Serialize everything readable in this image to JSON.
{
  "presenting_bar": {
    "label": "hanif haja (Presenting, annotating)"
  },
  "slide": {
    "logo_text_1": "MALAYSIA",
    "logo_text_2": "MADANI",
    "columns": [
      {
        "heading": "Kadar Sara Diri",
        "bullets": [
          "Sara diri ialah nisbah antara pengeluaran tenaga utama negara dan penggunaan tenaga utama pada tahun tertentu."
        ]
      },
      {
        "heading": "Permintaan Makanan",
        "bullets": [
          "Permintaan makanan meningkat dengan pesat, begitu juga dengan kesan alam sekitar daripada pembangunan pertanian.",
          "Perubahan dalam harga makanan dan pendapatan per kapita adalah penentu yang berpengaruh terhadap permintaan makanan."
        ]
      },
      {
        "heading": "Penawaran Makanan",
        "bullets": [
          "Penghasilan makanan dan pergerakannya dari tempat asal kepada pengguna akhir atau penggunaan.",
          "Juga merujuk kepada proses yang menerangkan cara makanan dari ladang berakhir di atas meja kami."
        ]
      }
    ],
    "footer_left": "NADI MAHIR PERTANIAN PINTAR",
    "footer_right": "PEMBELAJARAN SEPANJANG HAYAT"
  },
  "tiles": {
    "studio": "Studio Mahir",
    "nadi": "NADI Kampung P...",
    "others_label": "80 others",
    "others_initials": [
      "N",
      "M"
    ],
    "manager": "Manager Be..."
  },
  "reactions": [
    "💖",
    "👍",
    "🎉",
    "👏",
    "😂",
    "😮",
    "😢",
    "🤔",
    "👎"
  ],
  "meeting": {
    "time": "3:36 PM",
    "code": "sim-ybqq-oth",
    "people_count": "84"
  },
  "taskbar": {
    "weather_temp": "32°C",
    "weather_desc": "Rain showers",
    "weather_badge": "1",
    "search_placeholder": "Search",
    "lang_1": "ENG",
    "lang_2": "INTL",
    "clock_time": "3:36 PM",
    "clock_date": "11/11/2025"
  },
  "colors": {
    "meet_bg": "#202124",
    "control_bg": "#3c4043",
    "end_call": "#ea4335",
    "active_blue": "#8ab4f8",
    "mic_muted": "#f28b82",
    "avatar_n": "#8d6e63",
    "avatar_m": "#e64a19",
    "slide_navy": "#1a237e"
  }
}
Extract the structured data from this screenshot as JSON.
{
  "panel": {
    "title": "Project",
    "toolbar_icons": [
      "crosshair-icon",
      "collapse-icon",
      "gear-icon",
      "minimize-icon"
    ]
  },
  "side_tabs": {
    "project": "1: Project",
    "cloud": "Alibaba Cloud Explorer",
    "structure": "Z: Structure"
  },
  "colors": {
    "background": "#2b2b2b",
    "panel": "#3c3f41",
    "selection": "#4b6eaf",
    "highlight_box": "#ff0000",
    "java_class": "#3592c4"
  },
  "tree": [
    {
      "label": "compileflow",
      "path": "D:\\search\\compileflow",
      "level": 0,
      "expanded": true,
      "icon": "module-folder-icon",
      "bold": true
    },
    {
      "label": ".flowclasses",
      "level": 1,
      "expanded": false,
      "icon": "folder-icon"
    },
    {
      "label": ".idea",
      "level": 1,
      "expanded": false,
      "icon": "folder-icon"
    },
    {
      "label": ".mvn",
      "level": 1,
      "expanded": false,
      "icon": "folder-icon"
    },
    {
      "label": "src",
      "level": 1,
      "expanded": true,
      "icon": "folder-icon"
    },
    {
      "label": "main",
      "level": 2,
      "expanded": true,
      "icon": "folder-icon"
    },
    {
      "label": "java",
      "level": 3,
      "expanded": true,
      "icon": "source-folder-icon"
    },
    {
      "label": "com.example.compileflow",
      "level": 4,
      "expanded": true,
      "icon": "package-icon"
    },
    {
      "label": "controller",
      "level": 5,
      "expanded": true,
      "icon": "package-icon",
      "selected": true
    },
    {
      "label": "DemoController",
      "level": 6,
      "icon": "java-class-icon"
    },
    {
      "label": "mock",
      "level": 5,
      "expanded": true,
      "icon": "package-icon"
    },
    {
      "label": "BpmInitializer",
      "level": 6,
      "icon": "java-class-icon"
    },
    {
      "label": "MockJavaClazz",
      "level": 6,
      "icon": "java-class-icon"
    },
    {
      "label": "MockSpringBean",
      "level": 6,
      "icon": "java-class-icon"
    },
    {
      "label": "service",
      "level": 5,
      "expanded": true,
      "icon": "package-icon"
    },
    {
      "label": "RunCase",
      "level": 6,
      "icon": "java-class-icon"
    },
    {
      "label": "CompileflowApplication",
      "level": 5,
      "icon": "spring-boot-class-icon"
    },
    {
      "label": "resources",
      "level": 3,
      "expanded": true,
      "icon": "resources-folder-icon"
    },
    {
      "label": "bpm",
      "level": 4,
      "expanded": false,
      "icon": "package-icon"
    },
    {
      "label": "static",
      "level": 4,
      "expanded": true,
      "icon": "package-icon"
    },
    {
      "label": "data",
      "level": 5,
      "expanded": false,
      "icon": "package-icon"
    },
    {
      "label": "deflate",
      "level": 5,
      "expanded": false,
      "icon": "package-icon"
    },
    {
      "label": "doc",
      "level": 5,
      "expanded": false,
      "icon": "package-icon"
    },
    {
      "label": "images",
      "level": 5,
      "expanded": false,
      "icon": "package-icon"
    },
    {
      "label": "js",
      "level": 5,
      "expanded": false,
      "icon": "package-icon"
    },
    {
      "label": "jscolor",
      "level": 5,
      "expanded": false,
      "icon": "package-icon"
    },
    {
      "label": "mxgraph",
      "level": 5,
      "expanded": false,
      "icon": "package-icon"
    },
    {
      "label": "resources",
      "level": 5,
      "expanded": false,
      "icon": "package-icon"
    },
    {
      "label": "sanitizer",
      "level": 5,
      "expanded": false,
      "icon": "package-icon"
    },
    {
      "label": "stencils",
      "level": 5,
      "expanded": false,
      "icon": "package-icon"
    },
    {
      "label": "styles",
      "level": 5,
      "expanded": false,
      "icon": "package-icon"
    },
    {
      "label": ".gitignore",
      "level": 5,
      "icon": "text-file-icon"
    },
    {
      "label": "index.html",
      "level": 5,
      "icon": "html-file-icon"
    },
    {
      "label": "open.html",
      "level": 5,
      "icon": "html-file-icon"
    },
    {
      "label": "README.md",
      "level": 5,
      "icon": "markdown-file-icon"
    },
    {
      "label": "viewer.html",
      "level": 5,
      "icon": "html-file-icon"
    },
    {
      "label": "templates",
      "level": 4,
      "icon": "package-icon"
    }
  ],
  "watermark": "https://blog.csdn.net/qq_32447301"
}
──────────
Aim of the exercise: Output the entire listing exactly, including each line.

Response below:
Serialize everything readable in this image to JSON.
{
  "presenting_bar": {
    "label": "hanif haja (Presenting, annotating)"
  },
  "slide": {
    "logo_text_1": "MALAYSIA",
    "logo_text_2": "MADANI",
    "columns": [
      {
        "heading": "Kadar Sara Diri",
        "bullets": [
          "Sara diri ialah nisbah antara pengeluaran tenaga utama negara dan penggunaan tenaga utama pada tahun tertentu."
        ]
      },
      {
        "heading": "Permintaan Makanan",
        "bullets": [
          "Permintaan makanan meningkat dengan pesat, begitu juga dengan kesan alam sekitar daripada pembangunan pertanian.",
          "Perubahan dalam harga makanan dan pendapatan per kapita adalah penentu yang berpengaruh terhadap permintaan makanan."
        ]
      },
      {
        "heading": "Penawaran Makanan",
        "bullets": [
          "Penghasilan makanan dan pergerakannya dari tempat asal kepada pengguna akhir atau penggunaan.",
          "Juga merujuk kepada proses yang menerangkan cara makanan dari ladang berakhir di atas meja kami."
        ]
      }
    ],
    "footer_left": "NADI MAHIR PERTANIAN PINTAR",
    "footer_right": "PEMBELAJARAN SEPANJANG HAYAT"
  },
  "tiles": {
    "studio": "Studio Mahir",
    "nadi": "NADI Kampung P...",
    "others_label": "80 others",
    "others_initials": [
      "N",
      "M"
    ],
    "manager": "Manager Be..."
  },
  "reactions": [
    "💖",
    "👍",
    "🎉",
    "👏",
    "😂",
    "😮",
    "😢",
    "🤔",
    "👎"
  ],
  "meeting": {
    "time": "3:36 PM",
    "code": "sim-ybqq-oth",
    "people_count": "84"
  },
  "taskbar": {
    "weather_temp": "32°C",
    "weather_desc": "Rain showers",
    "weather_badge": "1",
    "search_placeholder": "Search",
    "lang_1": "ENG",
    "lang_2": "INTL",
    "clock_time": "3:36 PM",
    "clock_date": "11/11/2025"
  },
  "colors": {
    "meet_bg": "#202124",
    "control_bg": "#3c4043",
    "end_call": "#ea4335",
    "active_blue": "#8ab4f8",
    "mic_muted": "#f28b82",
    "avatar_n": "#8d6e63",
    "avatar_m": "#e64a19",
    "slide_navy": "#1a237e"
  }
}
Extract the structured data from this screenshot as JSON.
{
  "panel": {
    "title": "Project",
    "toolbar_icons": [
      "crosshair-icon",
      "collapse-icon",
      "gear-icon",
      "minimize-icon"
    ]
  },
  "side_tabs": {
    "project": "1: Project",
    "cloud": "Alibaba Cloud Explorer",
    "structure": "Z: Structure"
  },
  "colors": {
    "background": "#2b2b2b",
    "panel": "#3c3f41",
    "selection": "#4b6eaf",
    "highlight_box": "#ff0000",
    "java_class": "#3592c4"
  },
  "tree": [
    {
      "label": "compileflow",
      "path": "D:\\search\\compileflow",
      "level": 0,
      "expanded": true,
      "icon": "module-folder-icon",
      "bold": true
    },
    {
      "label": ".flowclasses",
      "level": 1,
      "expanded": false,
      "icon": "folder-icon"
    },
    {
      "label": ".idea",
      "level": 1,
      "expanded": false,
      "icon": "folder-icon"
    },
    {
      "label": ".mvn",
      "level": 1,
      "expanded": false,
      "icon": "folder-icon"
    },
    {
      "label": "src",
      "level": 1,
      "expanded": true,
      "icon": "folder-icon"
    },
    {
      "label": "main",
      "level": 2,
      "expanded": true,
      "icon": "folder-icon"
    },
    {
      "label": "java",
      "level": 3,
      "expanded": true,
      "icon": "source-folder-icon"
    },
    {
      "label": "com.example.compileflow",
      "level": 4,
      "expanded": true,
      "icon": "package-icon"
    },
    {
      "label": "controller",
      "level": 5,
      "expanded": true,
      "icon": "package-icon",
      "selected": true
    },
    {
      "label": "DemoController",
      "level": 6,
      "icon": "java-class-icon"
    },
    {
      "label": "mock",
      "level": 5,
      "expanded": true,
      "icon": "package-icon"
    },
    {
      "label": "BpmInitializer",
      "level": 6,
      "icon": "java-class-icon"
    },
    {
      "label": "MockJavaClazz",
      "level": 6,
      "icon": "java-class-icon"
    },
    {
      "label": "MockSpringBean",
      "level": 6,
      "icon": "java-class-icon"
    },
    {
      "label": "service",
      "level": 5,
      "expanded": true,
      "icon": "package-icon"
    },
    {
      "label": "RunCase",
      "level": 6,
      "icon": "java-class-icon"
    },
    {
      "label": "CompileflowApplication",
      "level": 5,
      "icon": "spring-boot-class-icon"
    },
    {
      "label": "resources",
      "level": 3,
      "expanded": true,
      "icon": "resources-folder-icon"
    },
    {
      "label": "bpm",
      "level": 4,
      "expanded": false,
      "icon": "package-icon"
    },
    {
      "label": "static",
      "level": 4,
      "expanded": true,
      "icon": "package-icon"
    },
    {
      "label": "data",
      "level": 5,
      "expanded": false,
      "icon": "package-icon"
    },
    {
      "label": "deflate",
      "level": 5,
      "expanded": false,
      "icon": "package-icon"
    },
    {
      "label": "doc",
      "level": 5,
      "expanded": false,
      "icon": "package-icon"
    },
    {
      "label": "images",
      "level": 5,
      "expanded": false,
      "icon": "package-icon"
    },
    {
      "label": "js",
      "level": 5,
      "expanded": false,
      "icon": "package-icon"
    },
    {
      "label": "jscolor",
      "level": 5,
      "expanded": false,
      "icon": "package-icon"
    },
    {
      "label": "mxgraph",
      "level": 5,
      "expanded": false,
      "icon": "package-icon"
    },
    {
      "label": "resources",
      "level": 5,
      "expanded": false,
      "icon": "package-icon"
    },
    {
      "label": "sanitizer",
      "level": 5,
      "expanded": false,
      "icon": "package-icon"
    },
    {
      "label": "stencils",
      "level": 5,
      "expanded": false,
      "icon": "package-icon"
    },
    {
      "label": "styles",
      "level": 5,
      "expanded": false,
      "icon": "package-icon"
    },
    {
      "label": ".gitignore",
      "level": 5,
      "icon": "text-file-icon"
    },
    {
      "label": "index.html",
      "level": 5,
      "icon": "html-file-icon"
    },
    {
      "label": "open.html",
      "level": 5,
      "icon": "html-file-icon"
    },
    {
      "label": "README.md",
      "level": 5,
      "icon": "markdown-file-icon"
    },
    {
      "label": "viewer.html",
      "level": 5,
      "icon": "html-file-icon"
    },
    {
      "label": "templates",
      "level": 4,
      "icon": "package-icon"
    }
  ],
  "watermark": "https://blog.csdn.net/qq_32447301"
}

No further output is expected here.